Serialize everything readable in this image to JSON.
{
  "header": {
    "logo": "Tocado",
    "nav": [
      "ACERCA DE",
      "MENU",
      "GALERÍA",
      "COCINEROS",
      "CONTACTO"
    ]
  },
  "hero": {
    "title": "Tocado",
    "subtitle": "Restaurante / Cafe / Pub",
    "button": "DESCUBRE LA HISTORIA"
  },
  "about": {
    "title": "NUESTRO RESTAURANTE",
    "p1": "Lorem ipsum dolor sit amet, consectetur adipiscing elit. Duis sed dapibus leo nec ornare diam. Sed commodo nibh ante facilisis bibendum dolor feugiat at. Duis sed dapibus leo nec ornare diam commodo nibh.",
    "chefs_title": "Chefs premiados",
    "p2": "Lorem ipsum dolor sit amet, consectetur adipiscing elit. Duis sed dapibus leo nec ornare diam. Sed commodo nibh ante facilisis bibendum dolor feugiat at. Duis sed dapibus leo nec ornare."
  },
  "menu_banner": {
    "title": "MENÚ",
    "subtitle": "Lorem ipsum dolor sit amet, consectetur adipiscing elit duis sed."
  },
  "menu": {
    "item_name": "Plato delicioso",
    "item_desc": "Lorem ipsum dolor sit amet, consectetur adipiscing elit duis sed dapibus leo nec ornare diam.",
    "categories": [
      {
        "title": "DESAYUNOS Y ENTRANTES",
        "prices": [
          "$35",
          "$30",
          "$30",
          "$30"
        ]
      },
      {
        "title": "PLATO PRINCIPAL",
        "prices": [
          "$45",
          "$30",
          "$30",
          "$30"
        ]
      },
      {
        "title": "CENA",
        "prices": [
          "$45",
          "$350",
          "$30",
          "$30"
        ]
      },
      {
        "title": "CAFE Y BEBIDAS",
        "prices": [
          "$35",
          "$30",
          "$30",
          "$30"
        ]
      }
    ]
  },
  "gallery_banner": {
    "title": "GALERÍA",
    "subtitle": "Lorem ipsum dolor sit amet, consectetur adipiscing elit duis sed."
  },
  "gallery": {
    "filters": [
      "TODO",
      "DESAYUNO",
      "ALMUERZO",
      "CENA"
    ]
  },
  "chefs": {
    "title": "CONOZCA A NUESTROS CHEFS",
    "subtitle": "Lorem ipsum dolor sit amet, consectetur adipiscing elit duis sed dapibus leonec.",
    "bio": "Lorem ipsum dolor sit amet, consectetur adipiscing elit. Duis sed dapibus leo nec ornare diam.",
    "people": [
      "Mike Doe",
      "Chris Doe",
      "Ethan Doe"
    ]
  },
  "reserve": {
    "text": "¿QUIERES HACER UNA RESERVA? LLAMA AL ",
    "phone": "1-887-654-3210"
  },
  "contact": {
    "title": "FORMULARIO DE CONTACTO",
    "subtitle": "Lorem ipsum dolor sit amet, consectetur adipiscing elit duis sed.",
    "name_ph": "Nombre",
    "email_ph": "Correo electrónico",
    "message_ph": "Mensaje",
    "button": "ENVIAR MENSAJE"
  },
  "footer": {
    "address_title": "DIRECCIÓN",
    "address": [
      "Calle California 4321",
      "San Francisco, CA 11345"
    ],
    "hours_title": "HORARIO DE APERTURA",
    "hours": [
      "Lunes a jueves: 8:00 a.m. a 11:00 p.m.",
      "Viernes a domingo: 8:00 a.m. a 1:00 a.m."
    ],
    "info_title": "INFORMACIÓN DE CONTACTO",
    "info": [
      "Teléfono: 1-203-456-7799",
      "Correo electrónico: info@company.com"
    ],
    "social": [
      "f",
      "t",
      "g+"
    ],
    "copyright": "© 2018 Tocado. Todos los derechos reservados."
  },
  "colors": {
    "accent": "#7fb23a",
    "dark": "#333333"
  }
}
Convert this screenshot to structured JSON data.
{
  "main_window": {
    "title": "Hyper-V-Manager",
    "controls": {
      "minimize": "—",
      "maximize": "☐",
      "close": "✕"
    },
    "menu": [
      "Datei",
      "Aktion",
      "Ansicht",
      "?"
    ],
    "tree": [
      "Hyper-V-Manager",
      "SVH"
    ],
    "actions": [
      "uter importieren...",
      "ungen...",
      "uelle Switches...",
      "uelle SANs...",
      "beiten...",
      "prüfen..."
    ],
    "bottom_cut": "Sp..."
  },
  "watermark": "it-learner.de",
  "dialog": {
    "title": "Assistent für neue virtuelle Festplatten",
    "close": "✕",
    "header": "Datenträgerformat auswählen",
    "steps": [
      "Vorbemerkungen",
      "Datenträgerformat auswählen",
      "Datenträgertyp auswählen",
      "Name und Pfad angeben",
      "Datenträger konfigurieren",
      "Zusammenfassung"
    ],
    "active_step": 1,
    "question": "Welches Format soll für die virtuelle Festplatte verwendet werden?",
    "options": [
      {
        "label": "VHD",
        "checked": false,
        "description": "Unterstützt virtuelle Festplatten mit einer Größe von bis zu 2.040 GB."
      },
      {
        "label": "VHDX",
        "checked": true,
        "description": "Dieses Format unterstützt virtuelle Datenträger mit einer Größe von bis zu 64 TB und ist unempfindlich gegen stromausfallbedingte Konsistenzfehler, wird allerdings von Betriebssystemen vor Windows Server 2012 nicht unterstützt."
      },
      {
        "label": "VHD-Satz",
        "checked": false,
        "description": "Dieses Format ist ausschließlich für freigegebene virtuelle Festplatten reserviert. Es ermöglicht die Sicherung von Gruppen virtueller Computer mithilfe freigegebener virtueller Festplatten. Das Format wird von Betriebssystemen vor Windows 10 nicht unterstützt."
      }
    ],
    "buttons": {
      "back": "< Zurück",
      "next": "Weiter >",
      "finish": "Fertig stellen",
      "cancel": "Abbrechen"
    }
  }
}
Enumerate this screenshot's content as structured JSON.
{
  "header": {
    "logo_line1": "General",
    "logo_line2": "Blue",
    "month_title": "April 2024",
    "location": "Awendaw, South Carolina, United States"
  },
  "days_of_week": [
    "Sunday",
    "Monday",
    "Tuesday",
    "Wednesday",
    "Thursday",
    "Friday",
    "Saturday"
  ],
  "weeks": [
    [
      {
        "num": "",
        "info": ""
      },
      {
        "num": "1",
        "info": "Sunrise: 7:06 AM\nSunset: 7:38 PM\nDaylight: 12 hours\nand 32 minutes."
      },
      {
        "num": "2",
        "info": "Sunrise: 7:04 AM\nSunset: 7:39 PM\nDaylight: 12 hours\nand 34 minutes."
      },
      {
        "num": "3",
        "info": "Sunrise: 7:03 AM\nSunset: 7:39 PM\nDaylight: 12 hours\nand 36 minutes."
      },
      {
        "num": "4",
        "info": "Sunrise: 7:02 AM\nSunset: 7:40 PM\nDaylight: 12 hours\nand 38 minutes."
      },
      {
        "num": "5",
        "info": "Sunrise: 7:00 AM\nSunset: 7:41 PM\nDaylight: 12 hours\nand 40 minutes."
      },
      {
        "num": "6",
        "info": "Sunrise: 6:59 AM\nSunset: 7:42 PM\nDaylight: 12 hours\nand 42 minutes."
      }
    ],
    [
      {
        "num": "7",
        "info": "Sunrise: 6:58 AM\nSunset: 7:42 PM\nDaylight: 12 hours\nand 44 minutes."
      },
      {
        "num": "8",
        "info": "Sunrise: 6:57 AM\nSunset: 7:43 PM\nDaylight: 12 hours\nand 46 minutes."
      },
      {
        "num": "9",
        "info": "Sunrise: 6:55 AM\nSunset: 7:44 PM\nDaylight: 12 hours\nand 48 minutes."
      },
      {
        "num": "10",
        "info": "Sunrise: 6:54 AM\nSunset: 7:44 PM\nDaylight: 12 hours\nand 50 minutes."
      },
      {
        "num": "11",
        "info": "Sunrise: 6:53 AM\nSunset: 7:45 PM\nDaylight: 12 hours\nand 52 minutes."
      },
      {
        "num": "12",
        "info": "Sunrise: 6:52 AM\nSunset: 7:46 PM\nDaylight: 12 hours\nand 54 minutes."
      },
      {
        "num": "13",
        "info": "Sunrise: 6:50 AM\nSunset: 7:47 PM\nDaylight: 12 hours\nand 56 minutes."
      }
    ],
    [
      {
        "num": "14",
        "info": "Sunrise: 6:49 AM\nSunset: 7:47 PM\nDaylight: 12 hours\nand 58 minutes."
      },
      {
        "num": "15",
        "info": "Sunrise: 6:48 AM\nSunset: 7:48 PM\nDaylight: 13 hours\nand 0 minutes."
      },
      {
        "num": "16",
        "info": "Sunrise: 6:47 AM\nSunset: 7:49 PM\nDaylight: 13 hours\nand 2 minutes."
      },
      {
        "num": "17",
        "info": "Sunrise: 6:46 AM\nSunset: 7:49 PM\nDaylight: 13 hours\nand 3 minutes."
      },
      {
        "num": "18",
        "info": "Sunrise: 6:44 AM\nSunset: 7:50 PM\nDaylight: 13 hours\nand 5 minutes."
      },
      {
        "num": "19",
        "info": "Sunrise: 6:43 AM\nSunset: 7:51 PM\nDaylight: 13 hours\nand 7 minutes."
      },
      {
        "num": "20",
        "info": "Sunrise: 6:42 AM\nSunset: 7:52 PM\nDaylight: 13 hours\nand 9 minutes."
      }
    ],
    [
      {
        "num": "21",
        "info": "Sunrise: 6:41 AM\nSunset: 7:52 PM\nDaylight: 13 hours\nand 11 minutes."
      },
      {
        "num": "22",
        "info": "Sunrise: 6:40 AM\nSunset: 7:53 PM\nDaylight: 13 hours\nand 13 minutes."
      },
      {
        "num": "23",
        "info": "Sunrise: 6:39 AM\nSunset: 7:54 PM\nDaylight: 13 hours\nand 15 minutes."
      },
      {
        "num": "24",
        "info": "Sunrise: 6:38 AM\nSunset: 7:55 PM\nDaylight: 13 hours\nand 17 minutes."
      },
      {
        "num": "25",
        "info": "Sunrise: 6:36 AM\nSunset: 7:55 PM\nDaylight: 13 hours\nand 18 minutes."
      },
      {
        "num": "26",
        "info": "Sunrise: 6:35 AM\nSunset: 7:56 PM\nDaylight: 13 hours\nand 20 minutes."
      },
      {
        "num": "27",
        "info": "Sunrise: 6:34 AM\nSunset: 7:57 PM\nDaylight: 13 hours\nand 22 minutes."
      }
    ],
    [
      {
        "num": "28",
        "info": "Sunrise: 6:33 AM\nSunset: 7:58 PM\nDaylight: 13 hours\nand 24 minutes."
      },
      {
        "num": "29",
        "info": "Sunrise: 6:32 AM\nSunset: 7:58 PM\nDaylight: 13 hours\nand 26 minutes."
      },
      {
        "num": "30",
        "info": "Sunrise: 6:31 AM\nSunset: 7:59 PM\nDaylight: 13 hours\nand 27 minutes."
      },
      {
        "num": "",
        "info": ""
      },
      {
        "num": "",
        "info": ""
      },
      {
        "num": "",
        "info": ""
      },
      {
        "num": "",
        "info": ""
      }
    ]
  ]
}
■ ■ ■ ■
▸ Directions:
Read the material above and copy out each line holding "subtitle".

▸ Output of the task:
    "subtitle": "Restaurante / Cafe / Pub",
    "subtitle": "Lorem ipsum dolor sit amet, consectetur adipiscing elit duis sed."
    "subtitle": "Lorem ipsum dolor sit amet, consectetur adipiscing elit duis sed."
    "subtitle": "Lorem ipsum dolor sit amet, consectetur adipiscing elit duis sed dapibus leonec.",
    "subtitle": "Lorem ipsum dolor sit amet, consectetur adipiscing elit duis sed.",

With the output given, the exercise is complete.